## Task description
Copy exactly, and copy nothing else: the line that contains "Convert this screenshot" and all lines after it in the listing, without pictures.

## Exercise data
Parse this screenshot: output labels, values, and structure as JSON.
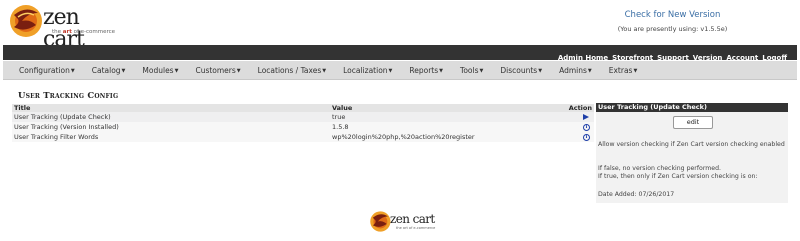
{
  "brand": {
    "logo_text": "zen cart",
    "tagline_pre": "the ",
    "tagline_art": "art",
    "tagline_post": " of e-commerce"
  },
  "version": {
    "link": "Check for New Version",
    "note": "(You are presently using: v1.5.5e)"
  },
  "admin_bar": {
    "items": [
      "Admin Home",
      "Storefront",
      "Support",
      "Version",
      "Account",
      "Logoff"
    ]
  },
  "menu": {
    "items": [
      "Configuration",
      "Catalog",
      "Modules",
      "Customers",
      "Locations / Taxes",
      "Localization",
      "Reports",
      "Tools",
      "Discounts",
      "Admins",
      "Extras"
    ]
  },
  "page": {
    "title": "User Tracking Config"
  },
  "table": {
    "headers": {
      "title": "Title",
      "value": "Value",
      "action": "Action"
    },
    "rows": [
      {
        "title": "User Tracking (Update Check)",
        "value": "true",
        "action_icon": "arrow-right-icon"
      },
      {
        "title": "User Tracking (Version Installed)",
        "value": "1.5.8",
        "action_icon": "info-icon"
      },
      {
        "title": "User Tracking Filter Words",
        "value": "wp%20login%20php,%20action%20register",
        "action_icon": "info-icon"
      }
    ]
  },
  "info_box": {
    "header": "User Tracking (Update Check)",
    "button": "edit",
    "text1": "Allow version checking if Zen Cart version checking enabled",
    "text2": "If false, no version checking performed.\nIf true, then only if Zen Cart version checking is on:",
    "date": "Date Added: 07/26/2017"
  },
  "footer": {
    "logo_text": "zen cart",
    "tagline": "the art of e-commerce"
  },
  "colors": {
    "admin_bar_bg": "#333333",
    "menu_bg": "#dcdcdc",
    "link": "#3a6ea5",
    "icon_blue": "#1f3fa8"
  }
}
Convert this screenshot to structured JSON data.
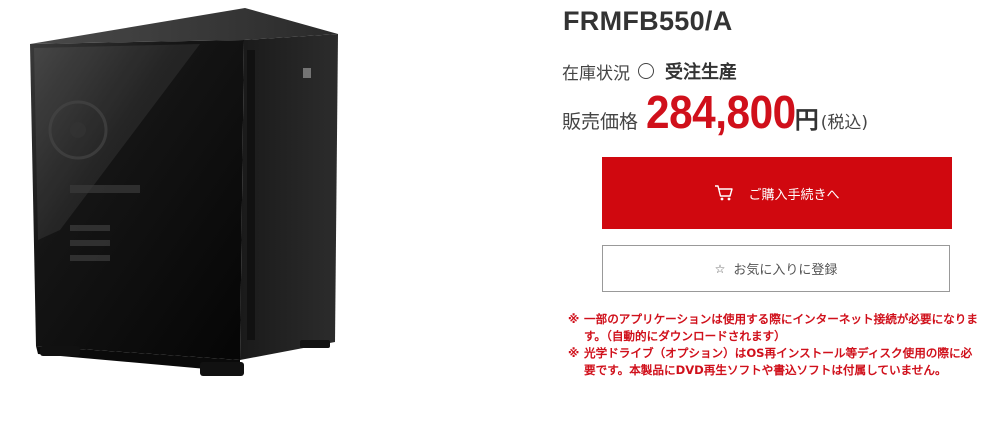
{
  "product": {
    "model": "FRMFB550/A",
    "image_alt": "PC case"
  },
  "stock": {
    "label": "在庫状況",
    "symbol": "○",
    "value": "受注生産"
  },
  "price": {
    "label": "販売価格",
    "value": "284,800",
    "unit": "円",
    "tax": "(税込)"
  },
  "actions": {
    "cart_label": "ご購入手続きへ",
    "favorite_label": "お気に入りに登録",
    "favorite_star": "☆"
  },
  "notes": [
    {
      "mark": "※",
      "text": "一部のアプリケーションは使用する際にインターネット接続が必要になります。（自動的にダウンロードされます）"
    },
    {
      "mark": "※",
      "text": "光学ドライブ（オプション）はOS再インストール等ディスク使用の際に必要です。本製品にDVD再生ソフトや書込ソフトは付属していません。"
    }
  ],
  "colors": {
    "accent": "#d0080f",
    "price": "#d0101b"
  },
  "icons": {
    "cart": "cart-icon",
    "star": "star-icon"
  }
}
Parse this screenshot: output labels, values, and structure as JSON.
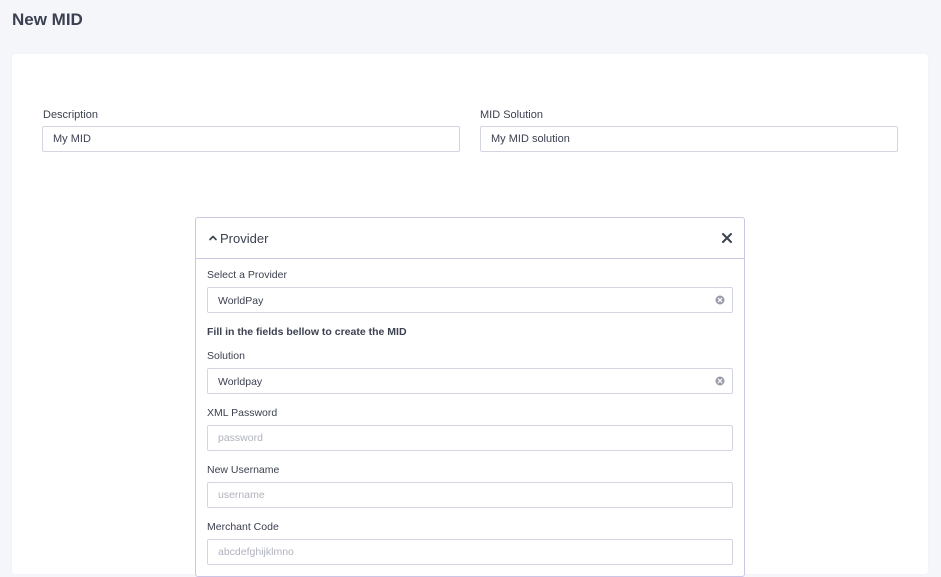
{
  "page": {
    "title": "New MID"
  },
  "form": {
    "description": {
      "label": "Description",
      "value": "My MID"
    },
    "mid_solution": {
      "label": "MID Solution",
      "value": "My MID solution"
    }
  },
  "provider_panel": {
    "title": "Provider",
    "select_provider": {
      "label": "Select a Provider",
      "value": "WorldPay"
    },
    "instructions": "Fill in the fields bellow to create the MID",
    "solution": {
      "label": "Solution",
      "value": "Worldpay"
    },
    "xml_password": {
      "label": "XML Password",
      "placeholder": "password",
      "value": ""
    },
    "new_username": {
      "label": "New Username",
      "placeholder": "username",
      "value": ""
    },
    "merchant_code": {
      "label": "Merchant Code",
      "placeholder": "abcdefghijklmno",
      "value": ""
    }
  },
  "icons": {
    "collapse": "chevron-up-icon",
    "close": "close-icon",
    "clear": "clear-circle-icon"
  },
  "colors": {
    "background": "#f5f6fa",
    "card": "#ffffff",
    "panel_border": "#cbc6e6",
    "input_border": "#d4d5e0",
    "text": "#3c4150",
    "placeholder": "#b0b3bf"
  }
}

## Response to the task
Convert this screenshot to structured JSON data.
{
  "product": {
    "model": "FRMFB550/A",
    "image_alt": "PC case"
  },
  "stock": {
    "label": "在庫状況",
    "symbol": "○",
    "value": "受注生産"
  },
  "price": {
    "label": "販売価格",
    "value": "284,800",
    "unit": "円",
    "tax": "(税込)"
  },
  "actions": {
    "cart_label": "ご購入手続きへ",
    "favorite_label": "お気に入りに登録",
    "favorite_star": "☆"
  },
  "notes": [
    {
      "mark": "※",
      "text": "一部のアプリケーションは使用する際にインターネット接続が必要になります。（自動的にダウンロードされます）"
    },
    {
      "mark": "※",
      "text": "光学ドライブ（オプション）はOS再インストール等ディスク使用の際に必要です。本製品にDVD再生ソフトや書込ソフトは付属していません。"
    }
  ],
  "colors": {
    "accent": "#d0080f",
    "price": "#d0101b"
  },
  "icons": {
    "cart": "cart-icon",
    "star": "star-icon"
  }
}
Parse this screenshot: output labels, values, and structure as JSON.
{
  "page": {
    "title": "New MID"
  },
  "form": {
    "description": {
      "label": "Description",
      "value": "My MID"
    },
    "mid_solution": {
      "label": "MID Solution",
      "value": "My MID solution"
    }
  },
  "provider_panel": {
    "title": "Provider",
    "select_provider": {
      "label": "Select a Provider",
      "value": "WorldPay"
    },
    "instructions": "Fill in the fields bellow to create the MID",
    "solution": {
      "label": "Solution",
      "value": "Worldpay"
    },
    "xml_password": {
      "label": "XML Password",
      "placeholder": "password",
      "value": ""
    },
    "new_username": {
      "label": "New Username",
      "placeholder": "username",
      "value": ""
    },
    "merchant_code": {
      "label": "Merchant Code",
      "placeholder": "abcdefghijklmno",
      "value": ""
    }
  },
  "icons": {
    "collapse": "chevron-up-icon",
    "close": "close-icon",
    "clear": "clear-circle-icon"
  },
  "colors": {
    "background": "#f5f6fa",
    "card": "#ffffff",
    "panel_border": "#cbc6e6",
    "input_border": "#d4d5e0",
    "text": "#3c4150",
    "placeholder": "#b0b3bf"
  }
}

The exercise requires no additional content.